◆ ACTIVITY
In the copy, include every entry exactly but none of the images.

Segment Start: THE INPUT

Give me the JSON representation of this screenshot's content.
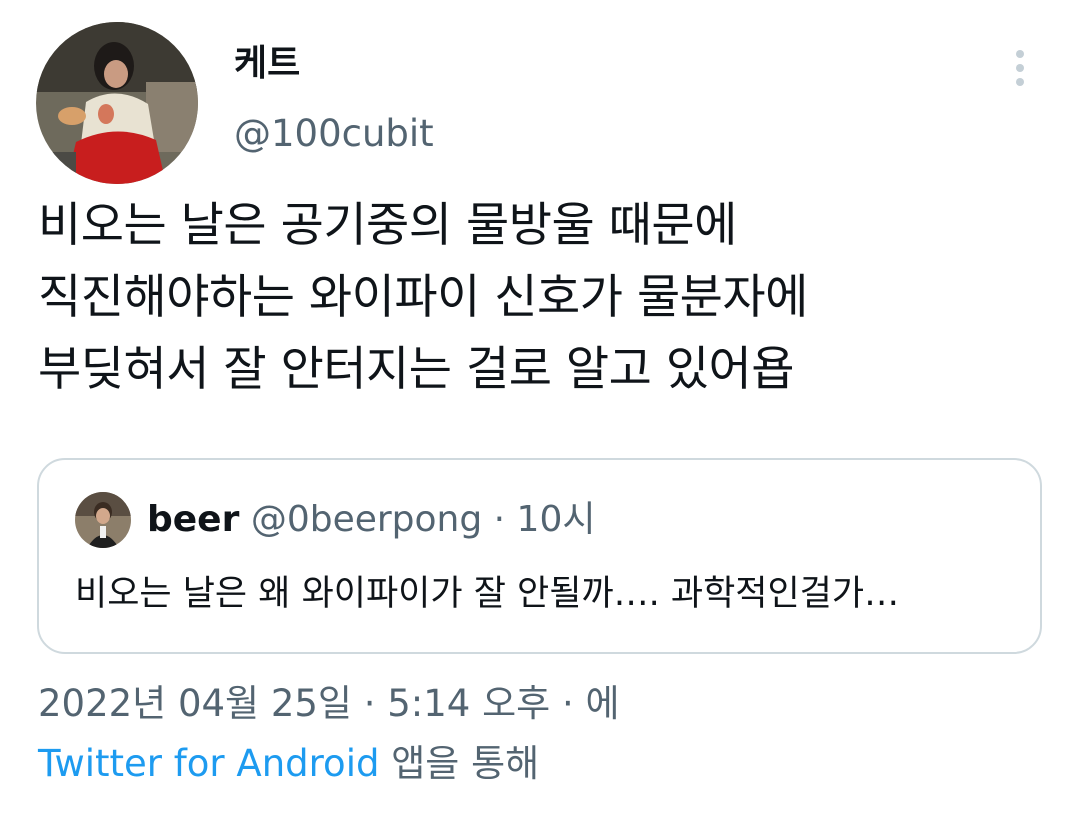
{
  "author": {
    "display_name": "케트",
    "handle": "@100cubit"
  },
  "tweet": {
    "lines": [
      "비오는 날은 공기중의 물방울 때문에",
      "직진해야하는 와이파이 신호가 물분자에",
      "부딪혀서 잘 안터지는 걸로 알고 있어욥"
    ]
  },
  "quote": {
    "name": "beer",
    "meta": "@0beerpong · 10시",
    "text": "비오는 날은 왜 와이파이가 잘 안될까…. 과학적인걸가…"
  },
  "timestamp": "2022년 04월 25일 · 5:14 오후 · 에",
  "source": {
    "app": "Twitter for Android",
    "suffix": "앱을 통해"
  },
  "icons": {
    "more": "more-vertical-icon"
  },
  "colors": {
    "text_primary": "#0f1419",
    "text_secondary": "#536471",
    "link": "#1d9bf0",
    "border": "#cfd9de"
  }
}
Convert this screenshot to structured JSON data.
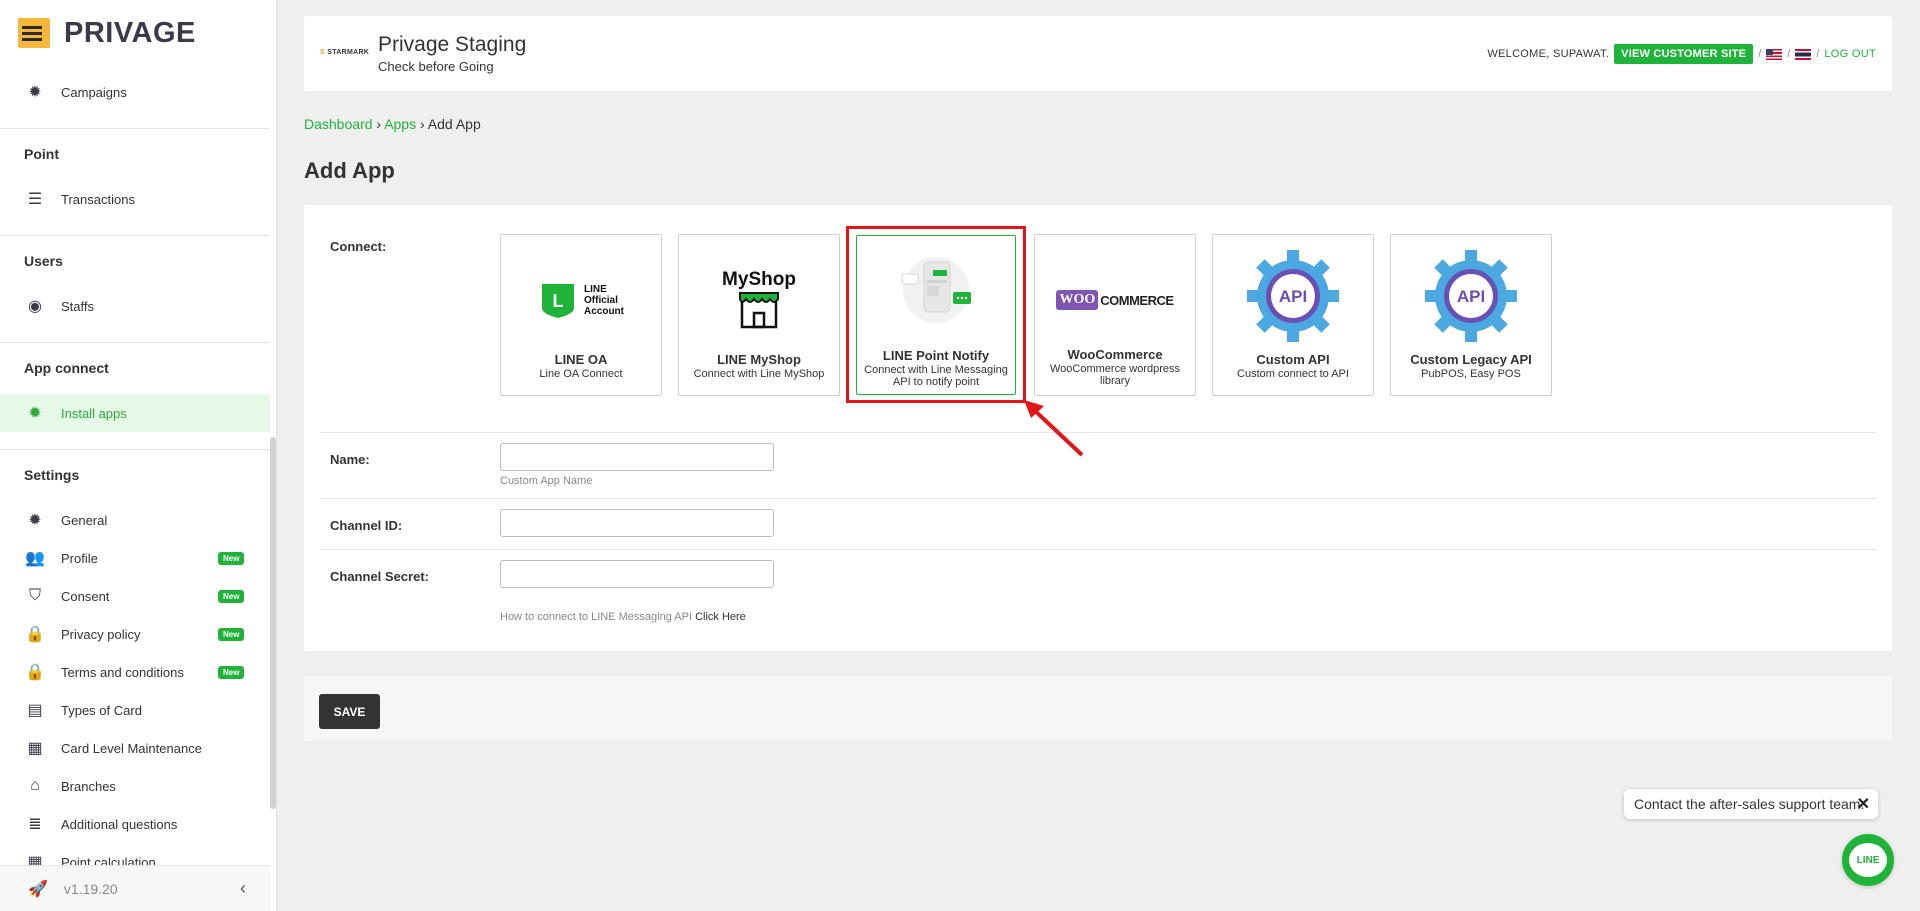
{
  "brand": {
    "name": "PRIVAGE"
  },
  "sidebar": {
    "items": [
      {
        "label": "Campaigns",
        "icon": "gear-icon"
      },
      {
        "label": "Transactions",
        "icon": "list-icon"
      },
      {
        "label": "Staffs",
        "icon": "user-circle-icon"
      },
      {
        "label": "Install apps",
        "icon": "gear-icon",
        "active": true
      },
      {
        "label": "General",
        "icon": "gear-icon"
      },
      {
        "label": "Profile",
        "icon": "users-icon",
        "badge": "New"
      },
      {
        "label": "Consent",
        "icon": "shield-icon",
        "badge": "New"
      },
      {
        "label": "Privacy policy",
        "icon": "lock-icon",
        "badge": "New"
      },
      {
        "label": "Terms and conditions",
        "icon": "lock-icon",
        "badge": "New"
      },
      {
        "label": "Types of Card",
        "icon": "id-card-icon"
      },
      {
        "label": "Card Level Maintenance",
        "icon": "document-icon"
      },
      {
        "label": "Branches",
        "icon": "store-icon"
      },
      {
        "label": "Additional questions",
        "icon": "indent-icon"
      },
      {
        "label": "Point calculation",
        "icon": "document-icon"
      }
    ],
    "sections": {
      "point": "Point",
      "users": "Users",
      "app_connect": "App connect",
      "settings": "Settings"
    },
    "version": "v1.19.20"
  },
  "header": {
    "brand_logo": "STARMARK",
    "site_title": "Privage Staging",
    "site_subtitle": "Check before Going",
    "welcome": "WELCOME, SUPAWAT.",
    "view_site": "VIEW CUSTOMER SITE",
    "separator": "/",
    "logout": "LOG OUT"
  },
  "breadcrumb": {
    "dashboard": "Dashboard",
    "apps": "Apps",
    "current": "Add App",
    "sep": "›"
  },
  "page_title": "Add App",
  "form": {
    "connect_label": "Connect:",
    "apps": [
      {
        "name": "LINE OA",
        "desc": "Line OA Connect",
        "art_lines": [
          "LINE",
          "Official",
          "Account"
        ],
        "art_letter": "L"
      },
      {
        "name": "LINE MyShop",
        "desc": "Connect with Line MyShop",
        "art_text": "MyShop"
      },
      {
        "name": "LINE Point Notify",
        "desc": "Connect with Line Messaging API to notify point",
        "selected": true
      },
      {
        "name": "WooCommerce",
        "desc": "WooCommerce wordpress library",
        "art_woo": "WOO",
        "art_commerce": "COMMERCE"
      },
      {
        "name": "Custom API",
        "desc": "Custom connect to API",
        "art_text": "API"
      },
      {
        "name": "Custom Legacy API",
        "desc": "PubPOS, Easy POS",
        "art_text": "API"
      }
    ],
    "name_label": "Name:",
    "name_value": "",
    "name_hint": "Custom App Name",
    "channel_id_label": "Channel ID:",
    "channel_id_value": "",
    "channel_secret_label": "Channel Secret:",
    "channel_secret_value": "",
    "help_text": "How to connect to LINE Messaging API",
    "help_link": "Click Here"
  },
  "save_label": "SAVE",
  "support": {
    "text": "Contact the after-sales support team.",
    "close": "✕",
    "line_label": "LINE"
  },
  "colors": {
    "accent": "#1fb33a",
    "highlight": "#e0161b",
    "api_gear": "#4ba8e0",
    "api_inner": "#6a4fb5"
  }
}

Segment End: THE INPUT

◆ TASK ANSWER
Give me the JSON representation of this screenshot's content.
{
  "author": {
    "display_name": "케트",
    "handle": "@100cubit"
  },
  "tweet": {
    "lines": [
      "비오는 날은 공기중의 물방울 때문에",
      "직진해야하는 와이파이 신호가 물분자에",
      "부딪혀서 잘 안터지는 걸로 알고 있어욥"
    ]
  },
  "quote": {
    "name": "beer",
    "meta": "@0beerpong · 10시",
    "text": "비오는 날은 왜 와이파이가 잘 안될까…. 과학적인걸가…"
  },
  "timestamp": "2022년 04월 25일 · 5:14 오후 · 에",
  "source": {
    "app": "Twitter for Android",
    "suffix": "앱을 통해"
  },
  "icons": {
    "more": "more-vertical-icon"
  },
  "colors": {
    "text_primary": "#0f1419",
    "text_secondary": "#536471",
    "link": "#1d9bf0",
    "border": "#cfd9de"
  }
}
Convert this screenshot to structured JSON data.
{
  "brand": {
    "name": "PRIVAGE"
  },
  "sidebar": {
    "items": [
      {
        "label": "Campaigns",
        "icon": "gear-icon"
      },
      {
        "label": "Transactions",
        "icon": "list-icon"
      },
      {
        "label": "Staffs",
        "icon": "user-circle-icon"
      },
      {
        "label": "Install apps",
        "icon": "gear-icon",
        "active": true
      },
      {
        "label": "General",
        "icon": "gear-icon"
      },
      {
        "label": "Profile",
        "icon": "users-icon",
        "badge": "New"
      },
      {
        "label": "Consent",
        "icon": "shield-icon",
        "badge": "New"
      },
      {
        "label": "Privacy policy",
        "icon": "lock-icon",
        "badge": "New"
      },
      {
        "label": "Terms and conditions",
        "icon": "lock-icon",
        "badge": "New"
      },
      {
        "label": "Types of Card",
        "icon": "id-card-icon"
      },
      {
        "label": "Card Level Maintenance",
        "icon": "document-icon"
      },
      {
        "label": "Branches",
        "icon": "store-icon"
      },
      {
        "label": "Additional questions",
        "icon": "indent-icon"
      },
      {
        "label": "Point calculation",
        "icon": "document-icon"
      }
    ],
    "sections": {
      "point": "Point",
      "users": "Users",
      "app_connect": "App connect",
      "settings": "Settings"
    },
    "version": "v1.19.20"
  },
  "header": {
    "brand_logo": "STARMARK",
    "site_title": "Privage Staging",
    "site_subtitle": "Check before Going",
    "welcome": "WELCOME, SUPAWAT.",
    "view_site": "VIEW CUSTOMER SITE",
    "separator": "/",
    "logout": "LOG OUT"
  },
  "breadcrumb": {
    "dashboard": "Dashboard",
    "apps": "Apps",
    "current": "Add App",
    "sep": "›"
  },
  "page_title": "Add App",
  "form": {
    "connect_label": "Connect:",
    "apps": [
      {
        "name": "LINE OA",
        "desc": "Line OA Connect",
        "art_lines": [
          "LINE",
          "Official",
          "Account"
        ],
        "art_letter": "L"
      },
      {
        "name": "LINE MyShop",
        "desc": "Connect with Line MyShop",
        "art_text": "MyShop"
      },
      {
        "name": "LINE Point Notify",
        "desc": "Connect with Line Messaging API to notify point",
        "selected": true
      },
      {
        "name": "WooCommerce",
        "desc": "WooCommerce wordpress library",
        "art_woo": "WOO",
        "art_commerce": "COMMERCE"
      },
      {
        "name": "Custom API",
        "desc": "Custom connect to API",
        "art_text": "API"
      },
      {
        "name": "Custom Legacy API",
        "desc": "PubPOS, Easy POS",
        "art_text": "API"
      }
    ],
    "name_label": "Name:",
    "name_value": "",
    "name_hint": "Custom App Name",
    "channel_id_label": "Channel ID:",
    "channel_id_value": "",
    "channel_secret_label": "Channel Secret:",
    "channel_secret_value": "",
    "help_text": "How to connect to LINE Messaging API",
    "help_link": "Click Here"
  },
  "save_label": "SAVE",
  "support": {
    "text": "Contact the after-sales support team.",
    "close": "✕",
    "line_label": "LINE"
  },
  "colors": {
    "accent": "#1fb33a",
    "highlight": "#e0161b",
    "api_gear": "#4ba8e0",
    "api_inner": "#6a4fb5"
  }
}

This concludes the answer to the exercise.